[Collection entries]
§
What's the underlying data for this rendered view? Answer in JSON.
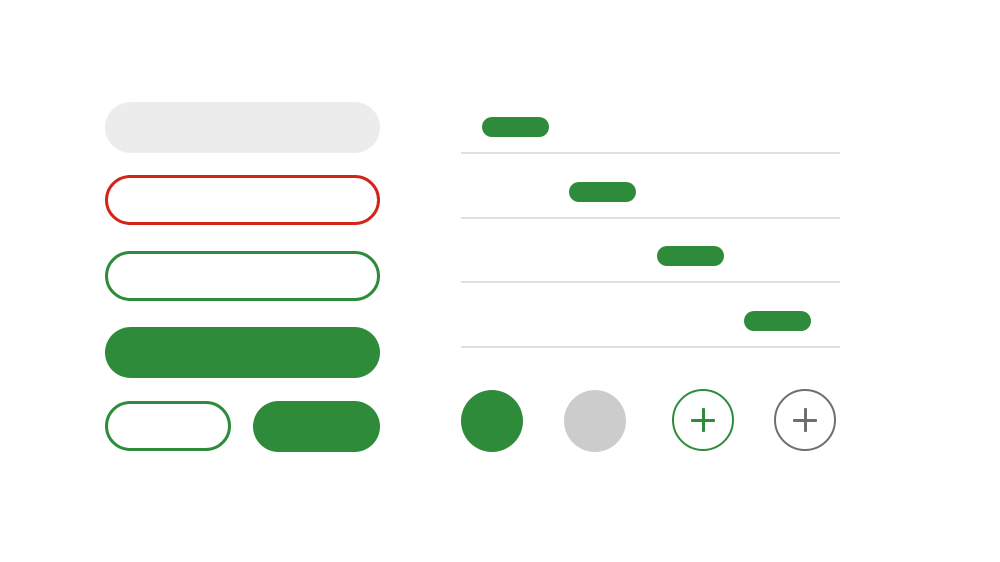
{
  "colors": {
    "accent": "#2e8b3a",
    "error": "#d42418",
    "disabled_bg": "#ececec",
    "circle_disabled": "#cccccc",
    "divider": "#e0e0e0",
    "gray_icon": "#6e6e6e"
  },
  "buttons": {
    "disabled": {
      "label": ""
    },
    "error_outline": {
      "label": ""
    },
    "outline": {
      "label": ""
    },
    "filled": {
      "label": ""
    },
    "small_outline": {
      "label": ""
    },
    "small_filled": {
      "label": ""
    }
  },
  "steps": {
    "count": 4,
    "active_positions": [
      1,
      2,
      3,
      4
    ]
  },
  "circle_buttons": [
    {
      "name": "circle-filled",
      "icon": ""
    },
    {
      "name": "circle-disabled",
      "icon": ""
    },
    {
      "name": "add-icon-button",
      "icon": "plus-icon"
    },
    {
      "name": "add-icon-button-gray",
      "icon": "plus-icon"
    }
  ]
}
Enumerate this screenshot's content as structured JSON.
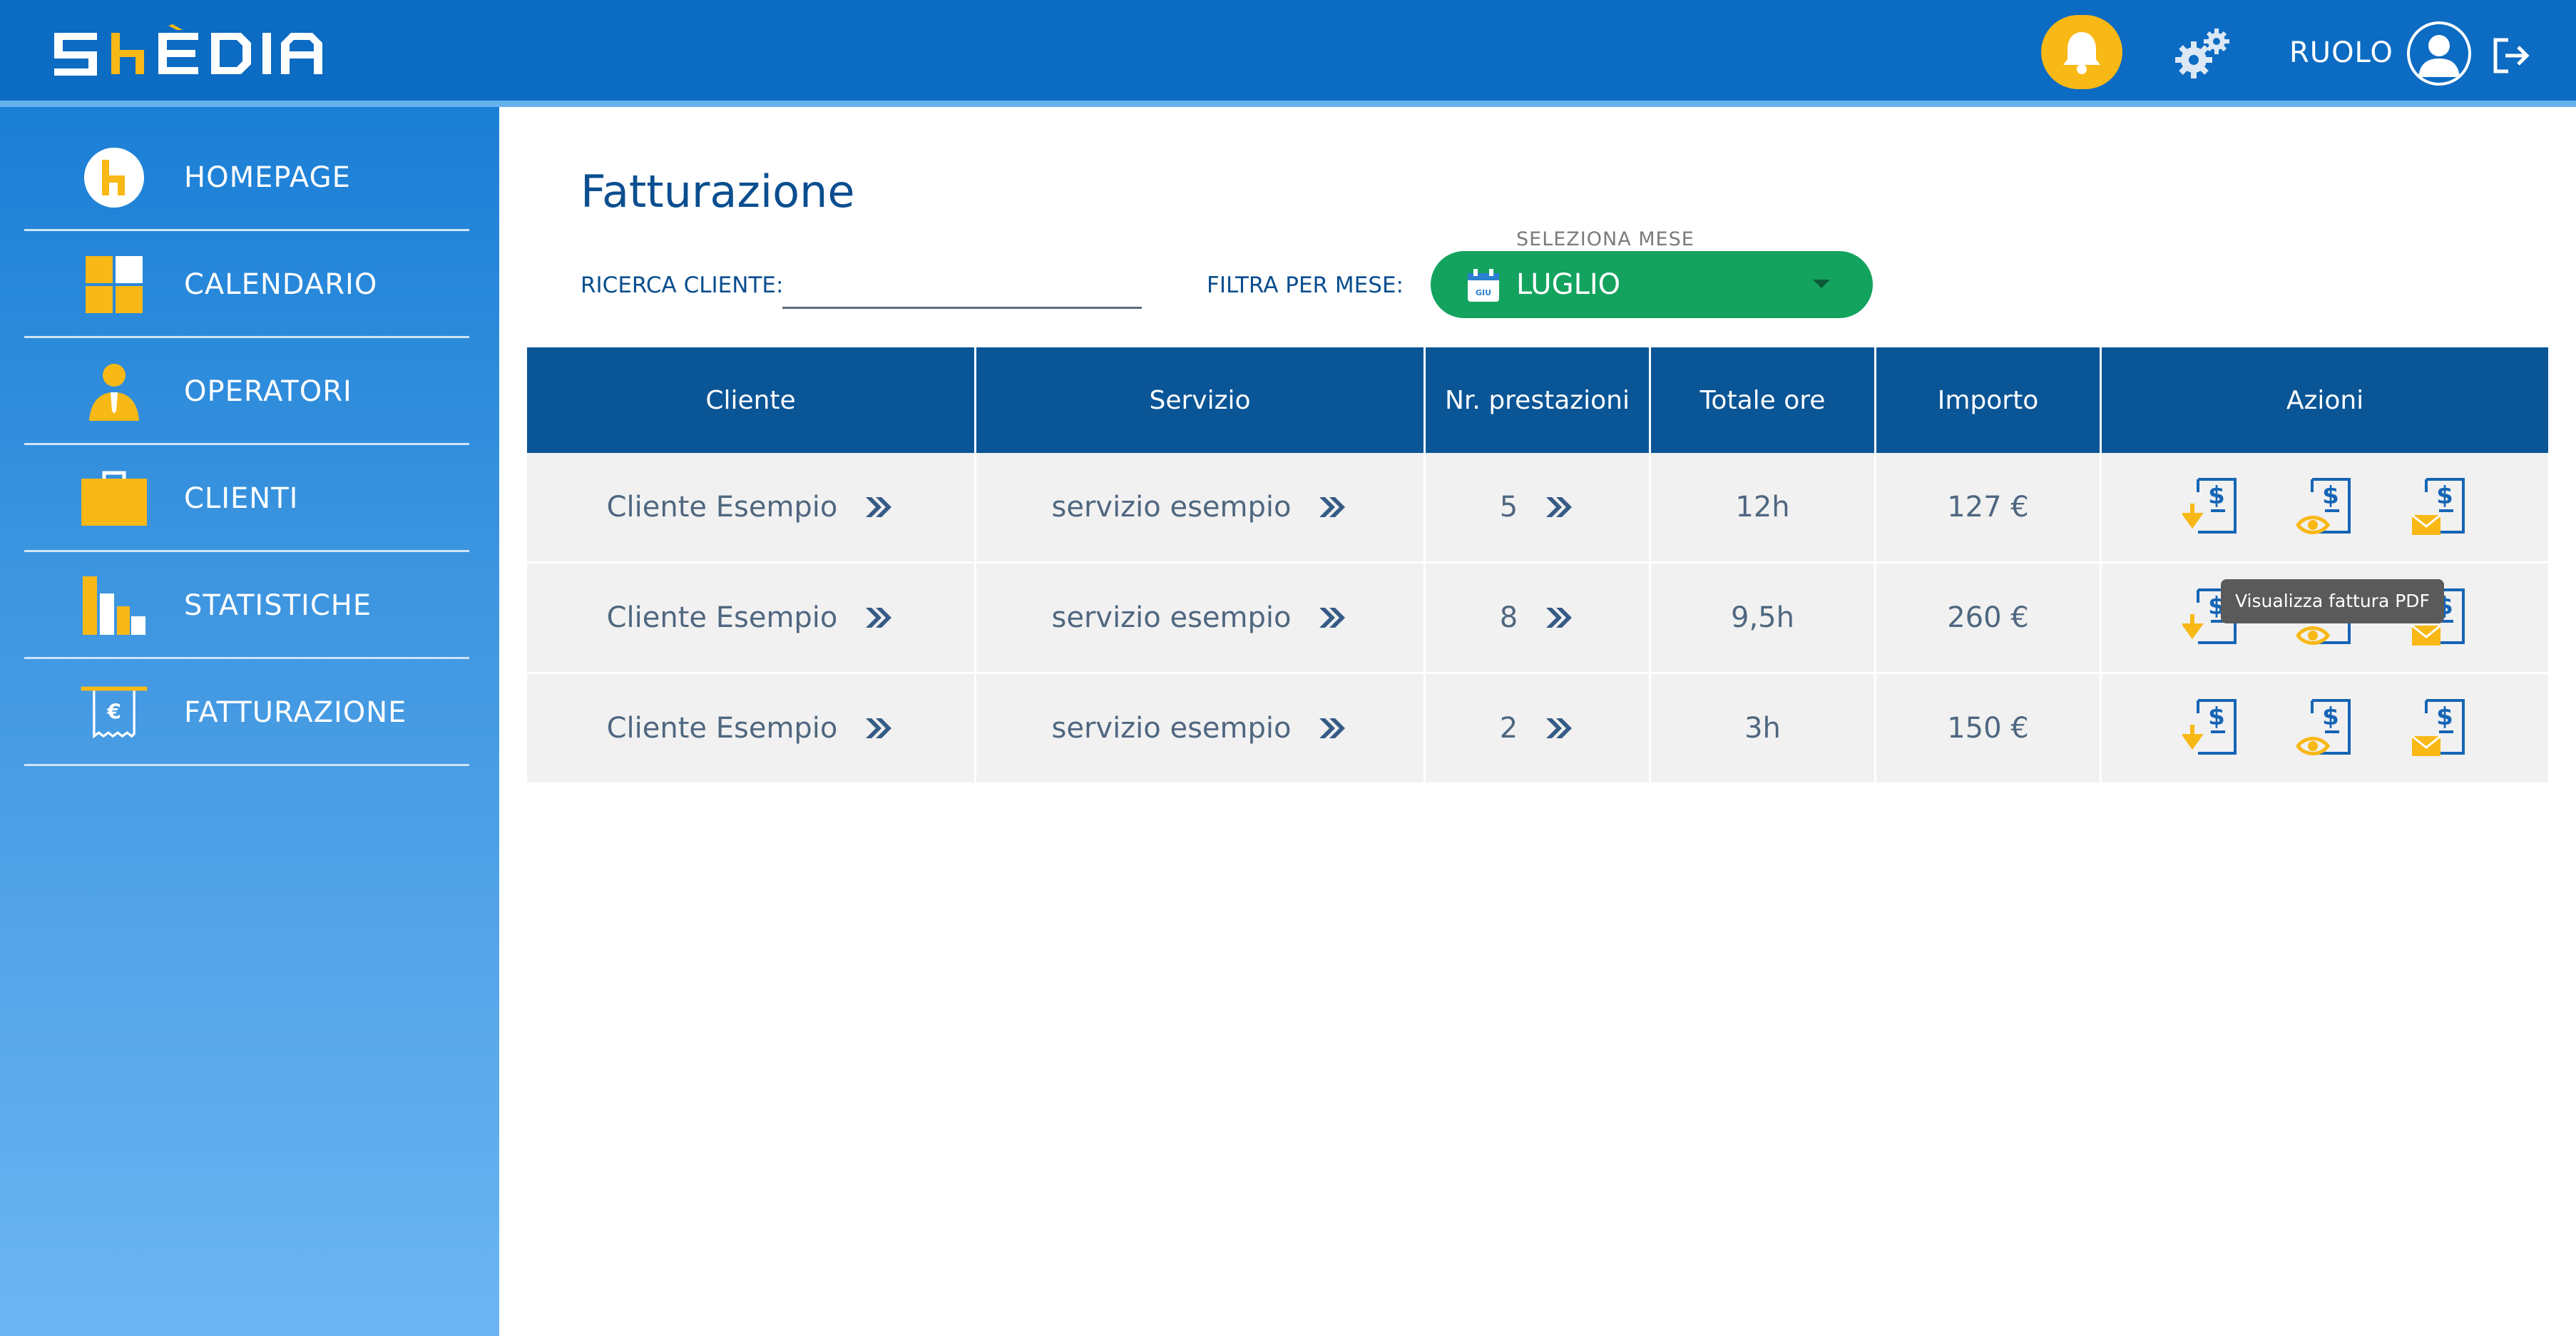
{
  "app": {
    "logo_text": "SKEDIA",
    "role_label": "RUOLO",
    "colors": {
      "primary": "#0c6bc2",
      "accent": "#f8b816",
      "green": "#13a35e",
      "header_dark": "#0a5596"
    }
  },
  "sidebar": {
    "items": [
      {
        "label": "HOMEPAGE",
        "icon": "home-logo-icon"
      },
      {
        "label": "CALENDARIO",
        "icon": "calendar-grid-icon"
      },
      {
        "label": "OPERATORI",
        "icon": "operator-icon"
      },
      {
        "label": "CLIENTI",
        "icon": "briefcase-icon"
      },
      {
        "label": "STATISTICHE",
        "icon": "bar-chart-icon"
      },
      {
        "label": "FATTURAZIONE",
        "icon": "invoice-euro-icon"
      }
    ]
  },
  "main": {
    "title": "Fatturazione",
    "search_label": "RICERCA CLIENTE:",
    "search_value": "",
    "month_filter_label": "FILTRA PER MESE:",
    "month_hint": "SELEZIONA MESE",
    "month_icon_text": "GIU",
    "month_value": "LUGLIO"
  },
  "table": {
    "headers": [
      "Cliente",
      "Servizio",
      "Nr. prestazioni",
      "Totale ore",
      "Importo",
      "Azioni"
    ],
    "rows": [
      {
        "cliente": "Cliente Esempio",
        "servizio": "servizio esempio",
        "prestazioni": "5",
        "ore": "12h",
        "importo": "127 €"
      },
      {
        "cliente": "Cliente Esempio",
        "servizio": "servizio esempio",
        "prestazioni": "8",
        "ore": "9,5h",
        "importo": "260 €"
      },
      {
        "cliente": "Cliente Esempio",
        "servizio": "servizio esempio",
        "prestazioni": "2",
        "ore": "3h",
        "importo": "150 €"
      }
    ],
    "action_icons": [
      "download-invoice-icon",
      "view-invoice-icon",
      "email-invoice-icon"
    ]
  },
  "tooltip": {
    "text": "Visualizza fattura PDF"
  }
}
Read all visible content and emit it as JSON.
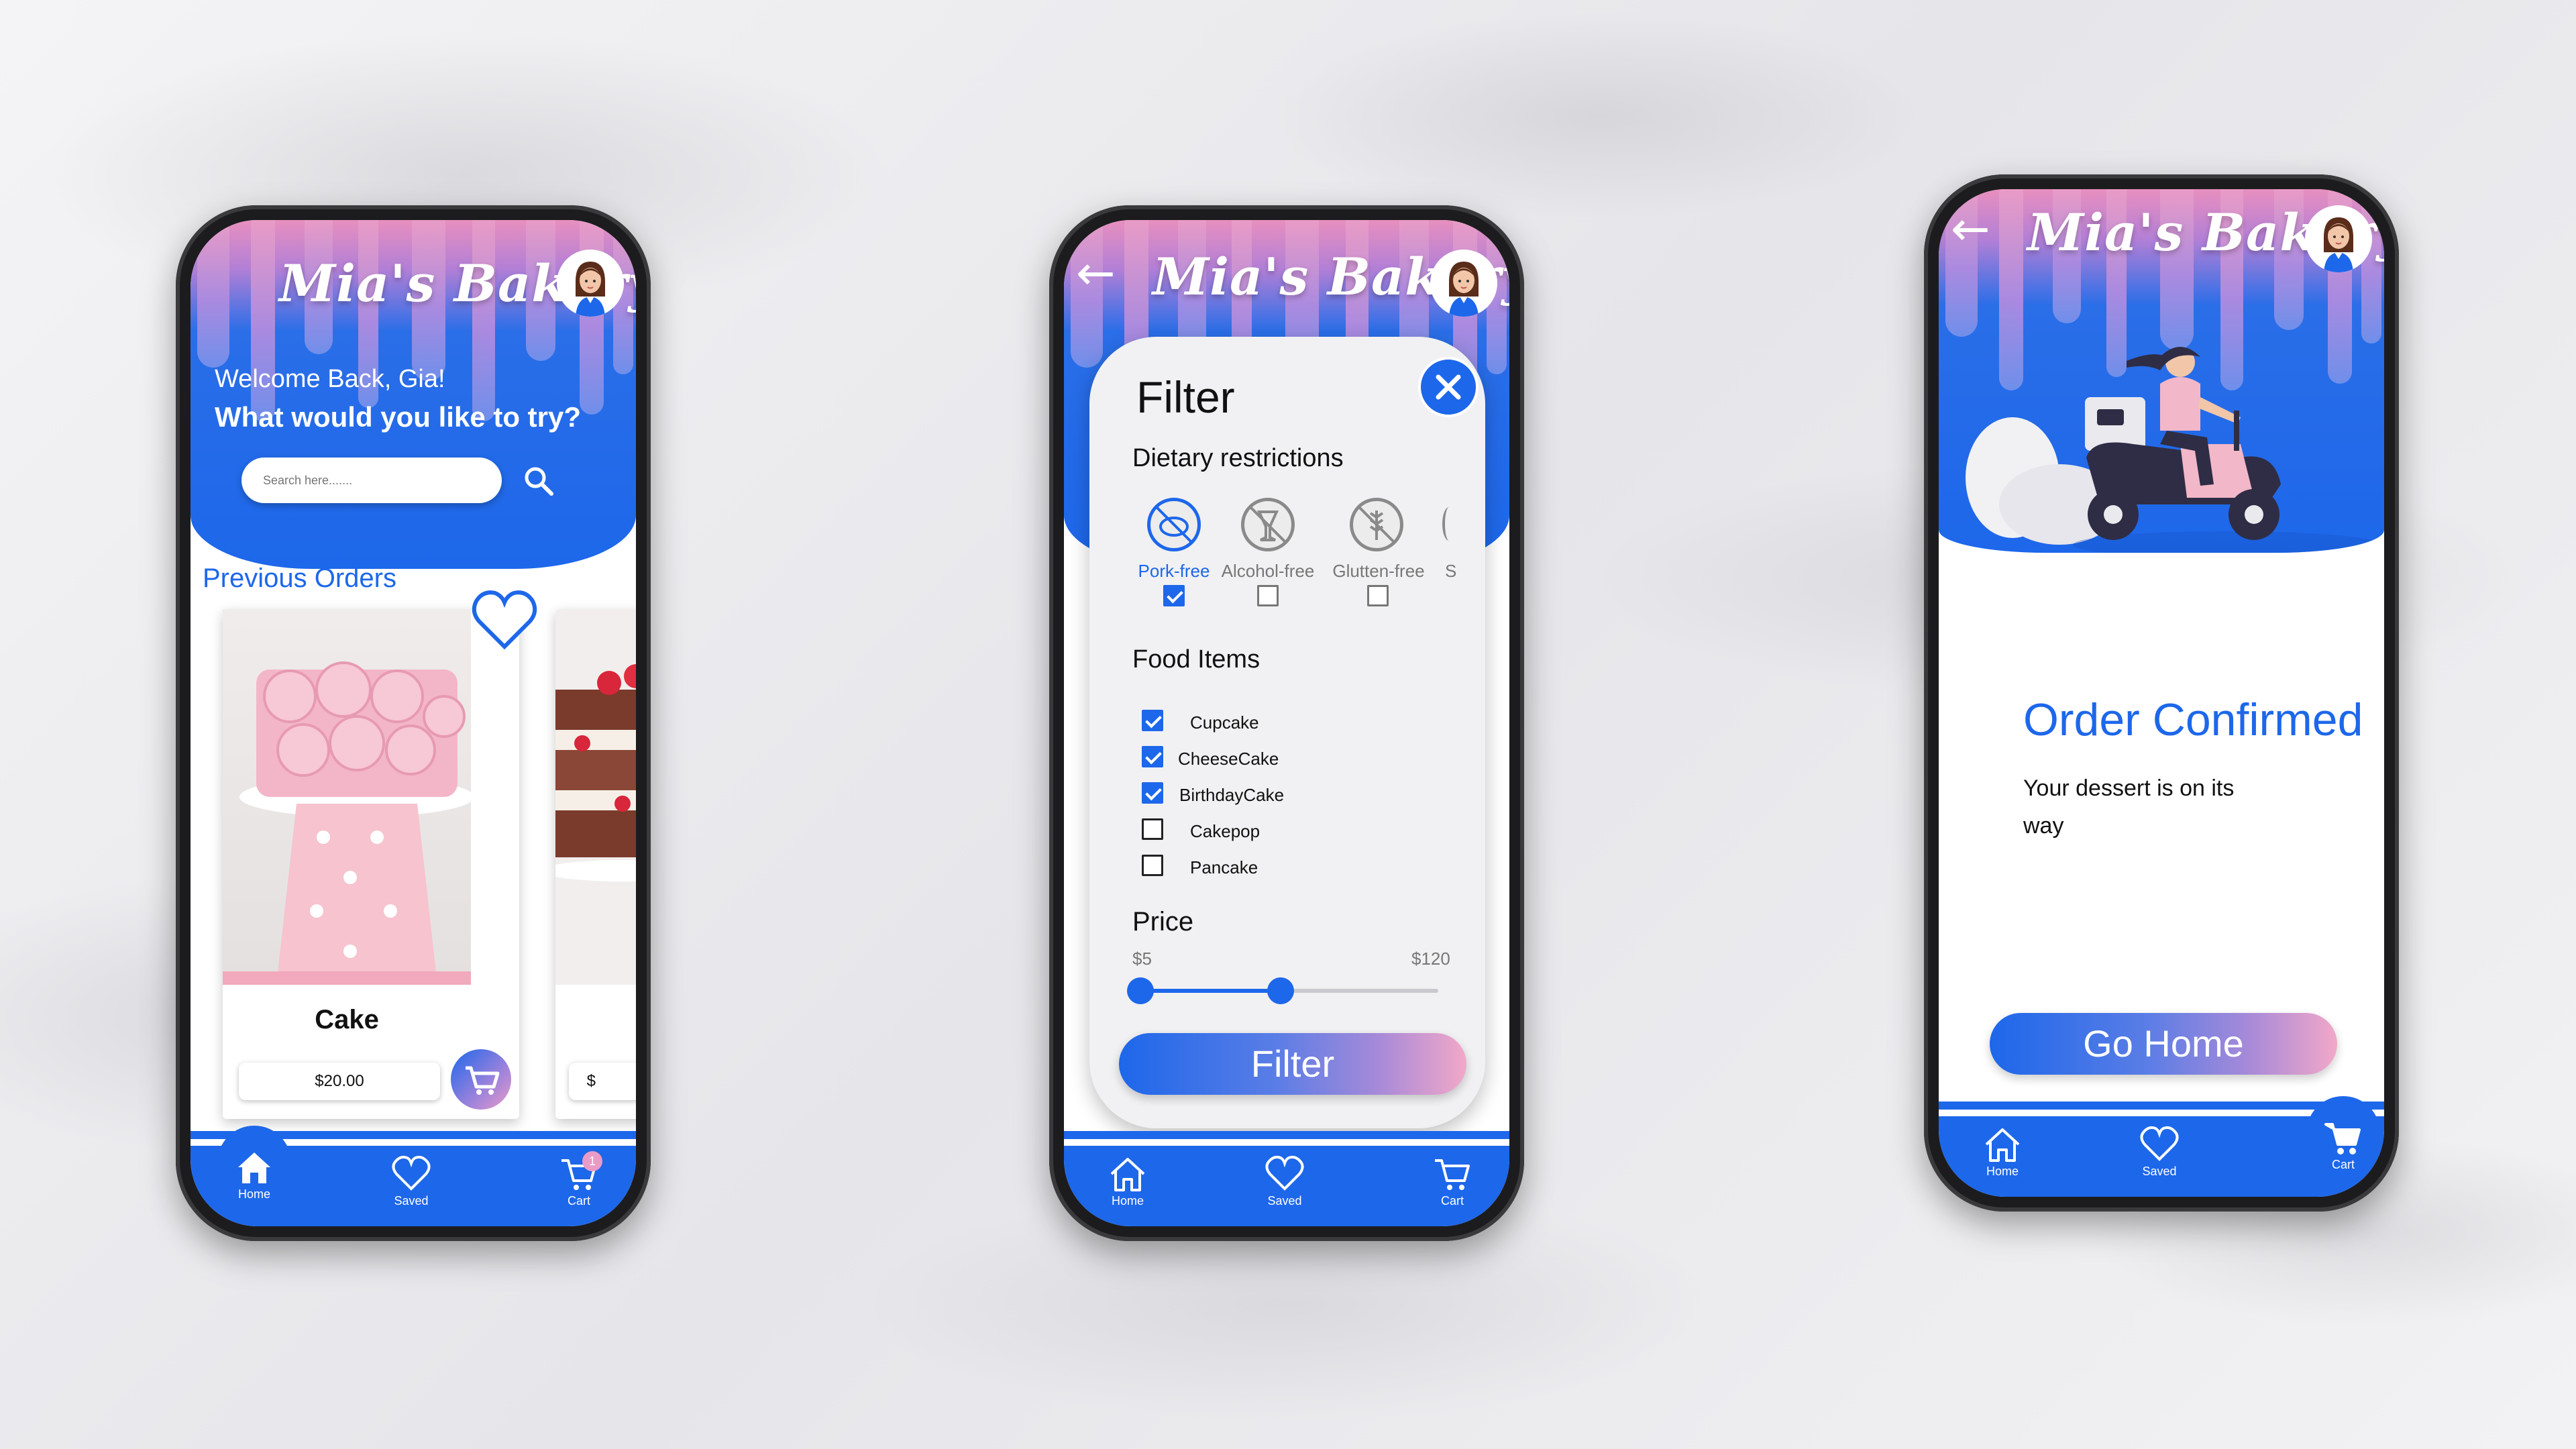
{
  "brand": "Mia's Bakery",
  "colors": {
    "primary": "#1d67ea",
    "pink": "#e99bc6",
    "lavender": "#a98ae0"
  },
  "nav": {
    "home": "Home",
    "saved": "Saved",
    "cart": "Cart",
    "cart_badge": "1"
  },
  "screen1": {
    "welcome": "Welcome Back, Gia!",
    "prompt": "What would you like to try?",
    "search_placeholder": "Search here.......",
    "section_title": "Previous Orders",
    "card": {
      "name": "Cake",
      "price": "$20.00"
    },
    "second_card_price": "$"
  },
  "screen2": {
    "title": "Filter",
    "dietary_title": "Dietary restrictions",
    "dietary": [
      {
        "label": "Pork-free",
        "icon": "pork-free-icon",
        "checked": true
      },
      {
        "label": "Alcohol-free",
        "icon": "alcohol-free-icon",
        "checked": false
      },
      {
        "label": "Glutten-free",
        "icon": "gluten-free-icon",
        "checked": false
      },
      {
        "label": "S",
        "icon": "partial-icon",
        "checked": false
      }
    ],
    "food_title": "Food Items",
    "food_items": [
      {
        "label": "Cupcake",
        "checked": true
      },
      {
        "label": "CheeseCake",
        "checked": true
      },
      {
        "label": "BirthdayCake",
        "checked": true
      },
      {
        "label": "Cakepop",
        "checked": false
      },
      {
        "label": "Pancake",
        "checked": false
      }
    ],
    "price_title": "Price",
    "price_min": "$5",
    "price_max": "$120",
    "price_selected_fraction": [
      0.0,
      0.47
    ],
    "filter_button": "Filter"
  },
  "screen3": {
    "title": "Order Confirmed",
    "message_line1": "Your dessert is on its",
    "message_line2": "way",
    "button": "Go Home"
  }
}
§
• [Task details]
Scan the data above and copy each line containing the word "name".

• [Written response]
      "name": "circle-filled",
      "name": "circle-disabled",
      "name": "add-icon-button",
      "name": "add-icon-button-gray",
      "name": "Cake",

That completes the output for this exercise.